Geochemists from the University of California at Los Angeles have found evidence that life likely existed on Earth at least 4.1 billion years ago, which is 300 million years earlier than previous research suggested.
Previously, it was understood that life on Earth began shortly after the massive bombardment of the inner solar system from space that also formed the moon’s craters 3.9 billion years ago.
Life began almost instantaneously after Earth was formed
The researchers made the discovery studying specks of graphite trapped in zircon crystals found in Jack Hills in Western Australia.
Zircons are heavy, durable minerals originally formed from molten rocks. Zircons capture and preserve their immediate environment which has led researchers to nickname them ‘time capsules.’
The carbon contained in zircon has a characteristic signature; a specific ratio of carbon-12 to carbon-13 is associated with living things.
One of the zircons that were analyzed contained graphite, which is pure carbon. The graphite is older than the zircon containing it, the researchers said. They know the zircon is 4.1 billion years old based on its ratio of uranium to lead.
The scientists, led by Dr. Mark Harrison, said that the graphite had been completely enclosed in the crystal, which was crack-free and so could not have been contaminated. The first time that the graphite ever got exposed in the last 4.1 billion years was when scientists made the measurement.

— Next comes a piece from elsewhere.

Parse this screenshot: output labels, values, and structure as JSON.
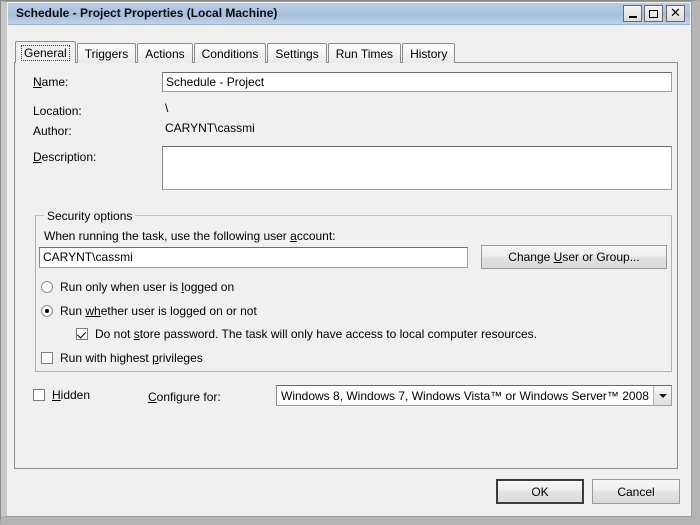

They wrote: “This study extends the terrestrial carbon isotope record around 300m years beyond the previously oldest-measured samples from south-west Greenland.”